▶ What you need to do
Starting with the line that contains "Transcribe this image's", give again exactly and only each line through the end of the records; include the last line and exclude pictures.

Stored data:
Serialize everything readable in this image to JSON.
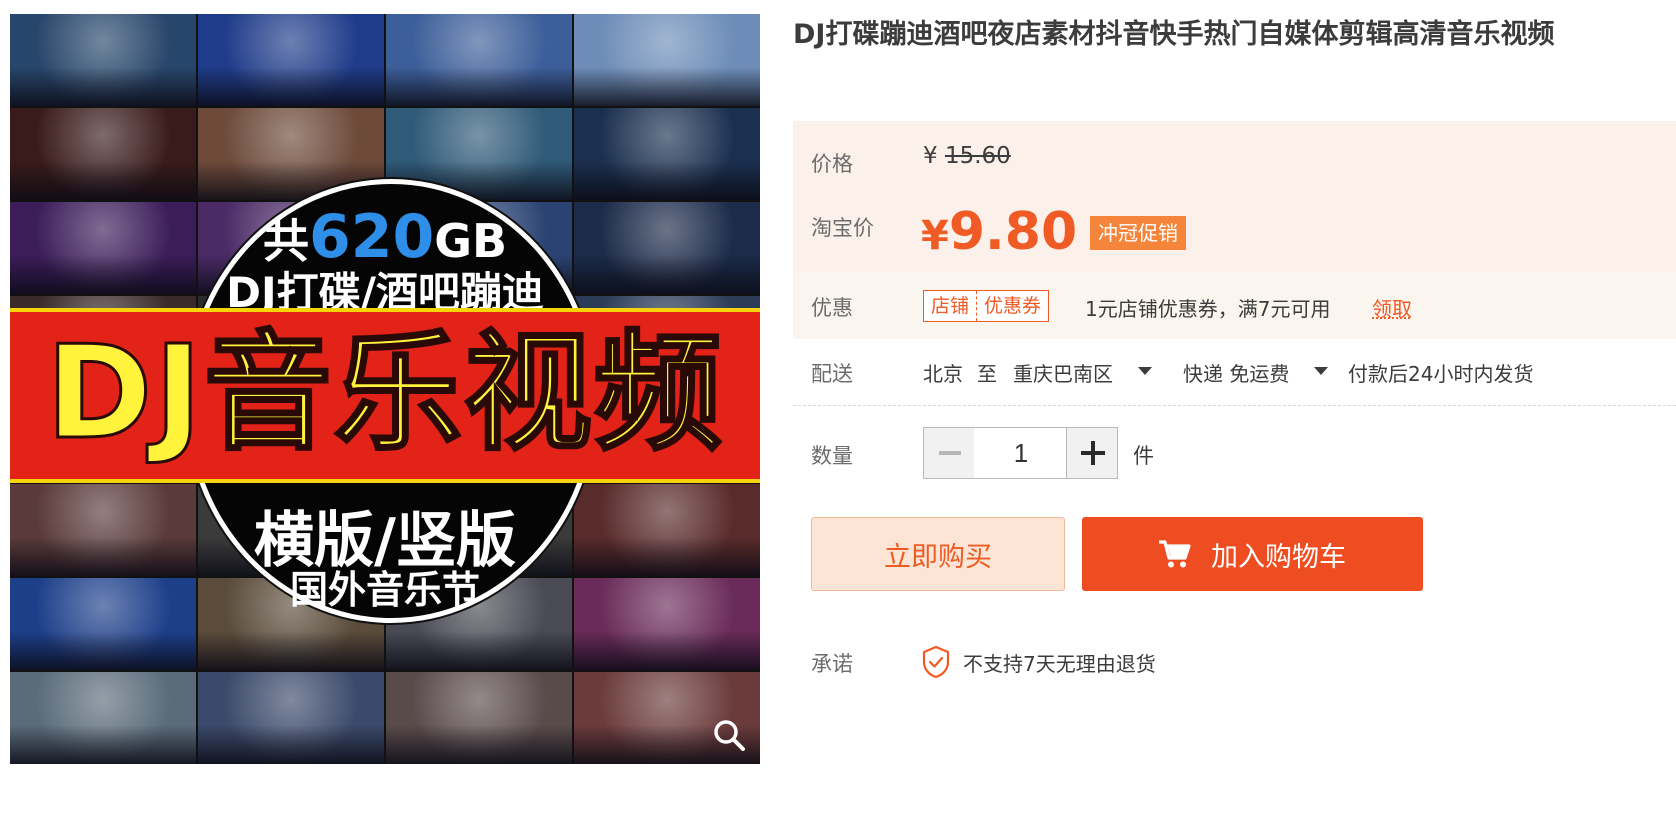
{
  "product": {
    "title": "DJ打碟蹦迪酒吧夜店素材抖音快手热门自媒体剪辑高清音乐视频"
  },
  "image": {
    "line1_prefix": "共",
    "line1_number": "620",
    "line1_suffix": "GB",
    "line2": "DJ打碟/酒吧蹦迪",
    "banner": "DJ音乐视频",
    "line3": "横版/竖版",
    "line4": "国外音乐节",
    "tile_colors": [
      "#27466b",
      "#1f3c8a",
      "#3c5e99",
      "#6d8db8",
      "#3a1b1b",
      "#6d4a3a",
      "#2f5a78",
      "#1b3050",
      "#3c1d5a",
      "#4b2a66",
      "#2b4373",
      "#1c2b4a",
      "#3a2a2a",
      "#2b2b2b",
      "#2b2b2b",
      "#2b3b58",
      "#2b2b2b",
      "#3b3b3b",
      "#3b3b3b",
      "#4c3a2a",
      "#5a3a3a",
      "#3b3b3b",
      "#3b3b3b",
      "#5a2b2b",
      "#1d3f8a",
      "#5a4b3a",
      "#4a4a55",
      "#6a2b5a",
      "#5a6b7a",
      "#3b4a6b",
      "#5a4b4b",
      "#6b3b3b"
    ]
  },
  "price_section": {
    "price_label": "价格",
    "currency": "¥",
    "original_price": "15.60",
    "taobao_label": "淘宝价",
    "sale_currency": "¥",
    "sale_price": "9.80",
    "promo_badge": "冲冠促销",
    "sale_color": "#f05a24"
  },
  "promotion": {
    "label": "优惠",
    "tag_left": "店铺",
    "tag_right": "优惠券",
    "text": "1元店铺优惠券，满7元可用",
    "claim": "领取"
  },
  "delivery": {
    "label": "配送",
    "from": "北京",
    "to_word": "至",
    "destination": "重庆巴南区",
    "method": "快递 免运费",
    "dispatch": "付款后24小时内发货"
  },
  "quantity": {
    "label": "数量",
    "value": "1",
    "unit": "件"
  },
  "actions": {
    "buy_now": "立即购买",
    "add_to_cart": "加入购物车"
  },
  "pledge": {
    "label": "承诺",
    "text": "不支持7天无理由退货"
  }
}
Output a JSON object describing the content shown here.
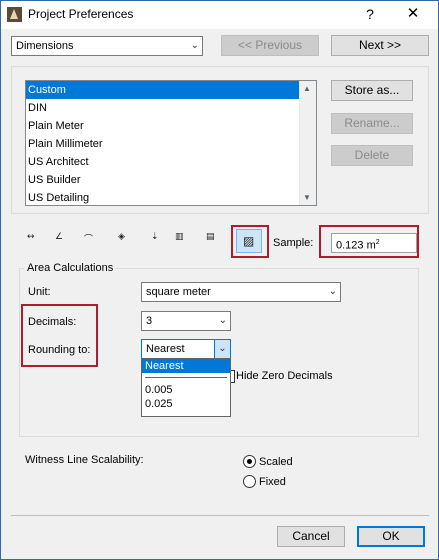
{
  "window": {
    "title": "Project Preferences",
    "help": "?",
    "close": "✕"
  },
  "nav": {
    "page_select": "Dimensions",
    "previous": "<< Previous",
    "next": "Next >>"
  },
  "standards": {
    "items": [
      "Custom",
      "DIN",
      "Plain Meter",
      "Plain Millimeter",
      "US Architect",
      "US Builder",
      "US Detailing"
    ],
    "selected_index": 0,
    "store_as": "Store as...",
    "rename": "Rename...",
    "delete": "Delete"
  },
  "toolbar": {
    "icons": [
      "linear-dimension-icon",
      "angle-dimension-icon",
      "radial-dimension-icon",
      "level-dimension-icon",
      "elevation-dimension-icon",
      "door-window-dimension-icon",
      "sill-height-dimension-icon",
      "area-calculation-icon"
    ],
    "glyphs": [
      "↔",
      "∠",
      "⌒",
      "◈",
      "⇣",
      "▥",
      "▤",
      "▨"
    ],
    "sample_label": "Sample:",
    "sample_value": "0.123 m",
    "sample_sup": "2"
  },
  "area": {
    "group_title": "Area Calculations",
    "unit_label": "Unit:",
    "unit_value": "square meter",
    "decimals_label": "Decimals:",
    "decimals_value": "3",
    "rounding_label": "Rounding to:",
    "rounding_value": "Nearest",
    "rounding_options": [
      "Nearest",
      "0.005",
      "0.025"
    ],
    "hide_zero_label": "Hide Zero Decimals"
  },
  "witness": {
    "label": "Witness Line Scalability:",
    "options": [
      "Scaled",
      "Fixed"
    ],
    "selected": "Scaled"
  },
  "footer": {
    "cancel": "Cancel",
    "ok": "OK"
  },
  "colors": {
    "accent": "#0078d7",
    "highlight": "#b01c2e"
  }
}
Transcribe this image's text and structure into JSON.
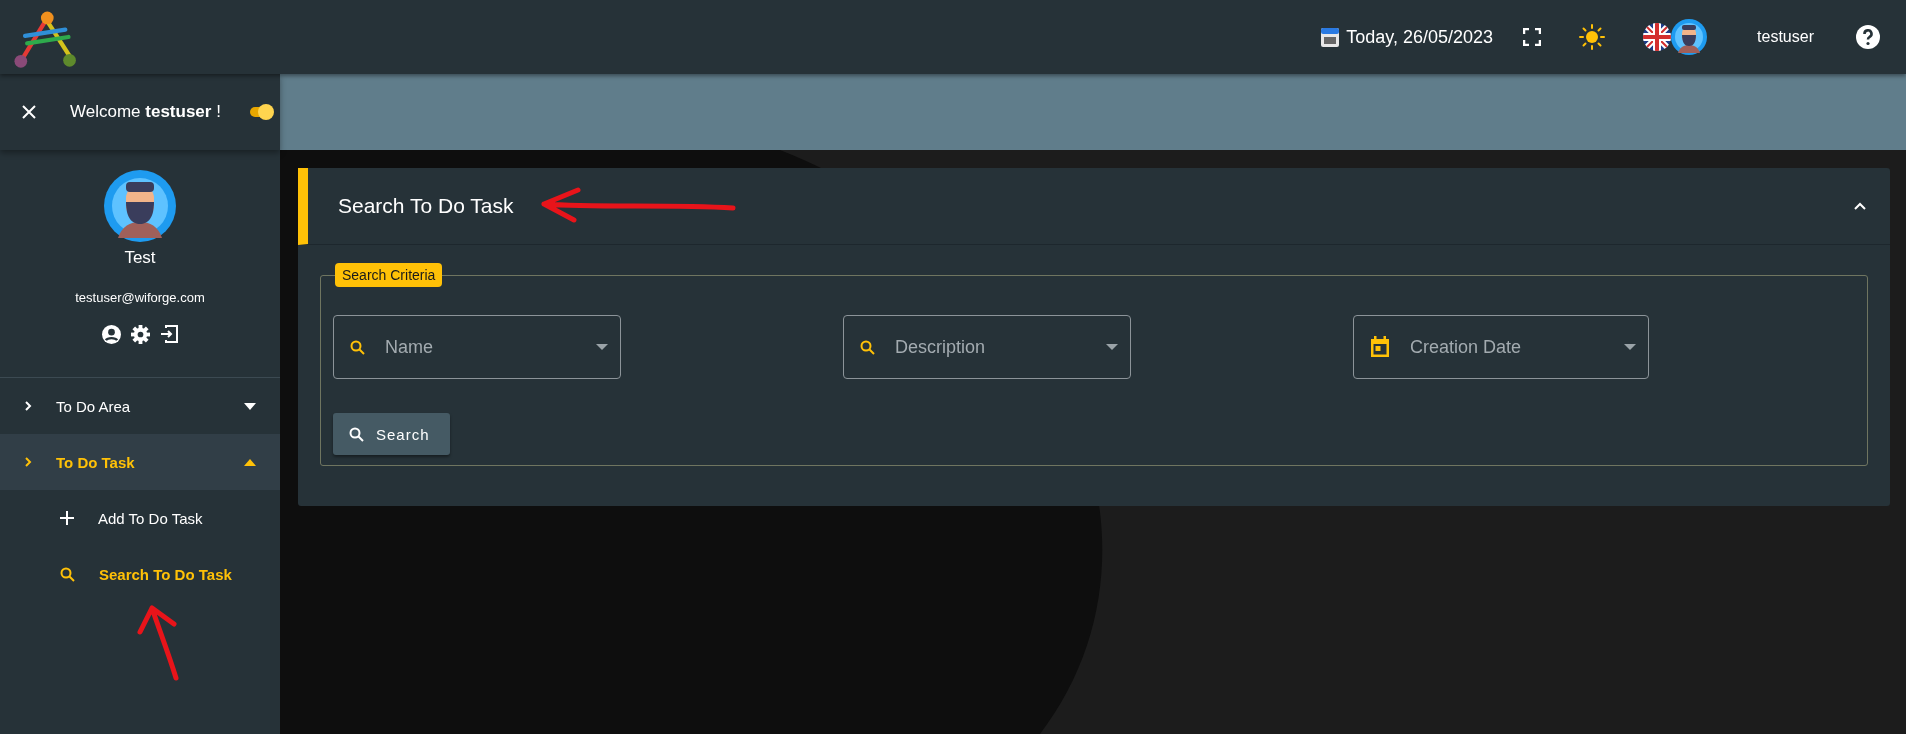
{
  "header": {
    "date": "Today, 26/05/2023",
    "user": "testuser"
  },
  "sidebar": {
    "welcome": "Welcome **testuser** !",
    "toggle": {
      "on": true
    },
    "profile": {
      "name": "Test",
      "email": "testuser@wiforge.com"
    },
    "menu": [
      {
        "label": "To Do Area",
        "expanded": false,
        "selected": false
      },
      {
        "label": "To Do Task",
        "expanded": true,
        "selected": true,
        "children": [
          {
            "label": "Add To Do Task",
            "kind": "add",
            "selected": false
          },
          {
            "label": "Search To Do Task",
            "kind": "search",
            "selected": true
          }
        ]
      }
    ]
  },
  "panel": {
    "title": "Search To Do Task",
    "expanded": true,
    "legend": "Search Criteria",
    "fields": [
      {
        "placeholder": "Name",
        "kind": "search"
      },
      {
        "placeholder": "Description",
        "kind": "search"
      },
      {
        "placeholder": "Creation Date",
        "kind": "date"
      }
    ],
    "button": "Search"
  }
}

▶ Problem solution
Transcribe this image's text and structure into JSON.
{
  "header": {
    "date": "Today, 26/05/2023",
    "user": "testuser"
  },
  "sidebar": {
    "welcome": "Welcome **testuser** !",
    "toggle": {
      "on": true
    },
    "profile": {
      "name": "Test",
      "email": "testuser@wiforge.com"
    },
    "menu": [
      {
        "label": "To Do Area",
        "expanded": false,
        "selected": false
      },
      {
        "label": "To Do Task",
        "expanded": true,
        "selected": true,
        "children": [
          {
            "label": "Add To Do Task",
            "kind": "add",
            "selected": false
          },
          {
            "label": "Search To Do Task",
            "kind": "search",
            "selected": true
          }
        ]
      }
    ]
  },
  "panel": {
    "title": "Search To Do Task",
    "expanded": true,
    "legend": "Search Criteria",
    "fields": [
      {
        "placeholder": "Name",
        "kind": "search"
      },
      {
        "placeholder": "Description",
        "kind": "search"
      },
      {
        "placeholder": "Creation Date",
        "kind": "date"
      }
    ],
    "button": "Search"
  }
}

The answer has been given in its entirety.